Klang 'A lucky old log'
Through the long, wet winter, she sat on the rails at Gannon & Benjamin Marine Railway, mending plank by plank. Captain Rip Hayman has sailed Klang II into several harbors, looking for much-needed nautical therapy, but the tired old gaff-rigged yawl responded poorly to treatment, until she was hauled up on the rails at G & B.
"Every time we'd try to fix it, it would get worse," said Mr. Hayman. "We had to come to the wood doctors."
Launched from her builder's yard in Falmouth, England in 1924, Klang II was built in the style of an English Channel Cutter. In her various incarnations, she has served as a pilot boat, a ferry, and a patrol boat for the Royal Navy. In 1940, she carried British soldiers stationed in France to safety as the German army advanced across the countryside toward Dunkirk.

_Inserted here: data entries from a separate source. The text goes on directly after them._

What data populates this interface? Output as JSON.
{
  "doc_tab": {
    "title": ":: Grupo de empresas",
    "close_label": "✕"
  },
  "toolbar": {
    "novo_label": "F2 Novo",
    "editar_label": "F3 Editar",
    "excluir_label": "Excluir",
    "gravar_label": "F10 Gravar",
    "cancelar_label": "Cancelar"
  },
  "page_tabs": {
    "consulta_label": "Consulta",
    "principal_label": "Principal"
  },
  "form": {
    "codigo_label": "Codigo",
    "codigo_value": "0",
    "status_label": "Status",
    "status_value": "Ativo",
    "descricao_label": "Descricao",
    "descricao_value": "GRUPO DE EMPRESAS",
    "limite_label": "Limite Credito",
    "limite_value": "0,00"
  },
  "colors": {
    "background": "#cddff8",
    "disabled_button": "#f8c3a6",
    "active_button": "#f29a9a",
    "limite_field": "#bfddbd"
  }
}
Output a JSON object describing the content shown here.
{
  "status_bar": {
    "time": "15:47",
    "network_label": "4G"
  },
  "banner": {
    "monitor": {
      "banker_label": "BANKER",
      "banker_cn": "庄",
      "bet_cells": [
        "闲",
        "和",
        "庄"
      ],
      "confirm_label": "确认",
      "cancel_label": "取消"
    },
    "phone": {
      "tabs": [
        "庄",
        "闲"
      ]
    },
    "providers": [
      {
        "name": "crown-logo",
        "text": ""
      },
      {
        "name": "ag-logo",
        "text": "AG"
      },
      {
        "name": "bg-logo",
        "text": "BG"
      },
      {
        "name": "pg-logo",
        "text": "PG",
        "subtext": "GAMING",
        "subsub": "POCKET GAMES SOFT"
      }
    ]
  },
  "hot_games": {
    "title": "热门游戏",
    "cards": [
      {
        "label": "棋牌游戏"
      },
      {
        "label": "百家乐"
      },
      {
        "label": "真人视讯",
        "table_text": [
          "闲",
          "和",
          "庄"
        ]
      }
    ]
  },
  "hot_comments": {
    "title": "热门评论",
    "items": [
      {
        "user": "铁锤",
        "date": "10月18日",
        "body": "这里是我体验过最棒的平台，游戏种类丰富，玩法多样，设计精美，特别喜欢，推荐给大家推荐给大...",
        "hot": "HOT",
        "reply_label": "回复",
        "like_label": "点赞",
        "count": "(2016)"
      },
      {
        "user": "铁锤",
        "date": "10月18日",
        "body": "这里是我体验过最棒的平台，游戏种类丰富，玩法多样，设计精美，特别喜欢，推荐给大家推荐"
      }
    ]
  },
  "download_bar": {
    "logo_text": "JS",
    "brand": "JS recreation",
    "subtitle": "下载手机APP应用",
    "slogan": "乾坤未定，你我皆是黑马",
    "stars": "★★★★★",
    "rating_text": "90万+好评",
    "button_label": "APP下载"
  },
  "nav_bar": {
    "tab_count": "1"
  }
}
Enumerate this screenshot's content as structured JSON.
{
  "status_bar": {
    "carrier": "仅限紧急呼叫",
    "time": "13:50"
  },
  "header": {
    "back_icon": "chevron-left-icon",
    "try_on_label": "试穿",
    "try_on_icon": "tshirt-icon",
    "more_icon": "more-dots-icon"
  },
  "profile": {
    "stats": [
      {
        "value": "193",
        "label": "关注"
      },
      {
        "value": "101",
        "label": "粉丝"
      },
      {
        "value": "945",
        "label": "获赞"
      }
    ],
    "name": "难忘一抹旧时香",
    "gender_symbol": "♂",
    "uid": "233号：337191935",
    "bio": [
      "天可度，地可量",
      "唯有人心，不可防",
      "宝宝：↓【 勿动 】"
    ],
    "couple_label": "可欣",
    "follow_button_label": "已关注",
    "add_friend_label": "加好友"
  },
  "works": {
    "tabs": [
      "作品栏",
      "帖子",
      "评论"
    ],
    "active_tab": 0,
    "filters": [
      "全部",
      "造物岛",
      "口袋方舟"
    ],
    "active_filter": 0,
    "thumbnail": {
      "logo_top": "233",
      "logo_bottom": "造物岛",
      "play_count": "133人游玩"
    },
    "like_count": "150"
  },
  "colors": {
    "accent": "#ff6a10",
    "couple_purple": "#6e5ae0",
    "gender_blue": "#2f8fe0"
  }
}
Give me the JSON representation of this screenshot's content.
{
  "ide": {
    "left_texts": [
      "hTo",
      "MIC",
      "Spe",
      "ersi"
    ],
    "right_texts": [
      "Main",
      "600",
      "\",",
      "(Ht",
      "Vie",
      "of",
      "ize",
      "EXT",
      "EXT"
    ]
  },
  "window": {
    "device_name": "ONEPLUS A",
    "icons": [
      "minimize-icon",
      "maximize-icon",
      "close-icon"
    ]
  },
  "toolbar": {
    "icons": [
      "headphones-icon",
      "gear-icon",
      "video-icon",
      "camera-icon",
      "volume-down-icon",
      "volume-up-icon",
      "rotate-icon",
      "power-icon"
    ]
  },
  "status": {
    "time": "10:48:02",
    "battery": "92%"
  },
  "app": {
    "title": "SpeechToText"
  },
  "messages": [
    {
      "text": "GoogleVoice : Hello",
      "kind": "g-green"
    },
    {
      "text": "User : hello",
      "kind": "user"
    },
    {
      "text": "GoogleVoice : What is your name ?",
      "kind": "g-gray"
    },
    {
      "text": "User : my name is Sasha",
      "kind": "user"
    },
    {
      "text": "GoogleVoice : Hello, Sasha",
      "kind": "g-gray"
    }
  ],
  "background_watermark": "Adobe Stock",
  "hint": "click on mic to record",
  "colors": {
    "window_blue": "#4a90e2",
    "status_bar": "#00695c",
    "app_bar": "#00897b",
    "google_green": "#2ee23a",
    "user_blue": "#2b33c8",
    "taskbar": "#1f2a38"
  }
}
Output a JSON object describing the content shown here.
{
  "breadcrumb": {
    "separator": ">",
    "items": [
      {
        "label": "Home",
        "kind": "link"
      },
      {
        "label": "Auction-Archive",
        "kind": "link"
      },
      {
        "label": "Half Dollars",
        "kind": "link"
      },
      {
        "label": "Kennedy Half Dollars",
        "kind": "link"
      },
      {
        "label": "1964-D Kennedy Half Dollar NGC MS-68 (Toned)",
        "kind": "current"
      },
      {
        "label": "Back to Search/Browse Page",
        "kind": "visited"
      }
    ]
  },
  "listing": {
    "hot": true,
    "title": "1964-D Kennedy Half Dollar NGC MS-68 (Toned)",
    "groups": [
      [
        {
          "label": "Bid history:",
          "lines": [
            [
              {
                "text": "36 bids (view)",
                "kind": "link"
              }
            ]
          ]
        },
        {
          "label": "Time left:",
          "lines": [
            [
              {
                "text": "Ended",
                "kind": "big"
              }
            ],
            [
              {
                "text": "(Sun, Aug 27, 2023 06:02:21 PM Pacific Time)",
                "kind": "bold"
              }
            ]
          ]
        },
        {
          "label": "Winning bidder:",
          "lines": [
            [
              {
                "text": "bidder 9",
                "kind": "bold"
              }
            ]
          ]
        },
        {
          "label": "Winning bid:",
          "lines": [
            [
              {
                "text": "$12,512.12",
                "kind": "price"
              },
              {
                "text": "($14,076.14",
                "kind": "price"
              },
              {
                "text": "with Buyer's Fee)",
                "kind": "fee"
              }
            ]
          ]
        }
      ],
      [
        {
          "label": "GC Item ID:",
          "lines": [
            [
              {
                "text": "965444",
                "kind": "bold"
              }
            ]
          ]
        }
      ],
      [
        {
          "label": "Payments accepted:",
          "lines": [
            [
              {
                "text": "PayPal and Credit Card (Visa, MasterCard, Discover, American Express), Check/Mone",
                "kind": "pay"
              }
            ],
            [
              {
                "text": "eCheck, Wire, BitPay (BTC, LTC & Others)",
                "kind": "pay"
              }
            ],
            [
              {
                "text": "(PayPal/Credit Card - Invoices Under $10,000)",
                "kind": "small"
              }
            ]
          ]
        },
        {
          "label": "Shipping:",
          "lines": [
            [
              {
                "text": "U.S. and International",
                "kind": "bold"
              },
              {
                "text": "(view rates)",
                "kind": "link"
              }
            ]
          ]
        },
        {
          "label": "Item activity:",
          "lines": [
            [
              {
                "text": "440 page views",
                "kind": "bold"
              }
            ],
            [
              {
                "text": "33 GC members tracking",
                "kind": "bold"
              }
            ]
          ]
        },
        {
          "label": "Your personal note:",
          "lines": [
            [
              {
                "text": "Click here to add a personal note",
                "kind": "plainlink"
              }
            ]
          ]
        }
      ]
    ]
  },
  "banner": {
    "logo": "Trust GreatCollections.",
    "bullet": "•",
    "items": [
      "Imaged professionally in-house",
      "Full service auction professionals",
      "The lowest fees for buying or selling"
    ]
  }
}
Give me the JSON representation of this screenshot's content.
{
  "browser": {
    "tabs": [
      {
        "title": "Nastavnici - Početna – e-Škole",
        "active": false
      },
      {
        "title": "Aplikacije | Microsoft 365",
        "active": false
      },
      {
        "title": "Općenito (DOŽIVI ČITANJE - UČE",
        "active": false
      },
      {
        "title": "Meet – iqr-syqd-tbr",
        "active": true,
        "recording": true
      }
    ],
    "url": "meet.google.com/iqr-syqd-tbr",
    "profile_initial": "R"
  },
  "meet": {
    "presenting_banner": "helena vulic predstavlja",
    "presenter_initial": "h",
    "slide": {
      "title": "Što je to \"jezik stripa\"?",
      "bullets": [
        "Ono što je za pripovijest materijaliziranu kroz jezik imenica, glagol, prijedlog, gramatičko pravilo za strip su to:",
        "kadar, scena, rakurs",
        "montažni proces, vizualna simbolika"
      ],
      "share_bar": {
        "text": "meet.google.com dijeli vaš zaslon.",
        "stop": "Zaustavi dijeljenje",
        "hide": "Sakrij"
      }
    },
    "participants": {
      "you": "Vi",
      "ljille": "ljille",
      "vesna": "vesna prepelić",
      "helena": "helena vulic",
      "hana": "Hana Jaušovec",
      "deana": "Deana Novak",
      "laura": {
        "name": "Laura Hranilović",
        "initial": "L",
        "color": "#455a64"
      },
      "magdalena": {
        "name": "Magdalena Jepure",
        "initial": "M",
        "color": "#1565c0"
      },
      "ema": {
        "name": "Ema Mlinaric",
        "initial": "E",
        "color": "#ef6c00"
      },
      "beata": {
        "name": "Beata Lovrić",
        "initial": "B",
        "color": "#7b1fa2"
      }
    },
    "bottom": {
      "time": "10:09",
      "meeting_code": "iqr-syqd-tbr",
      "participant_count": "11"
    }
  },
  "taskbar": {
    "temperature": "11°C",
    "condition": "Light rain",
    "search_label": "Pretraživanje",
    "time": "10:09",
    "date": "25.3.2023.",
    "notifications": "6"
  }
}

She has bounced around, her rich history the most useful asset to fend off the ravages that water and weather inflict on a wooden boat. Her journey of recovery began the day a group that would become the Klang II Community Association found her sitting on the bottom of the Connecticut River.
For a while, she called New York's World Trade Center home, but on the fateful day of September 11, 2001, she was off on a voyage, and escaped the destruction that struck her neighbors, according to Mr. Hayman.
Monday, she slid back down the rails into Vineyard Haven Harbor.
With a little help from the tide, she floated just fine. Klang II still needs a lot of work, but her benefactors hope that, after a summer here, she will soon be sailing back to England. Her visiting captain marvels at the importance Islanders put on wooden boats here, and on fixing them.
"She's a lucky old log," is the way he put it.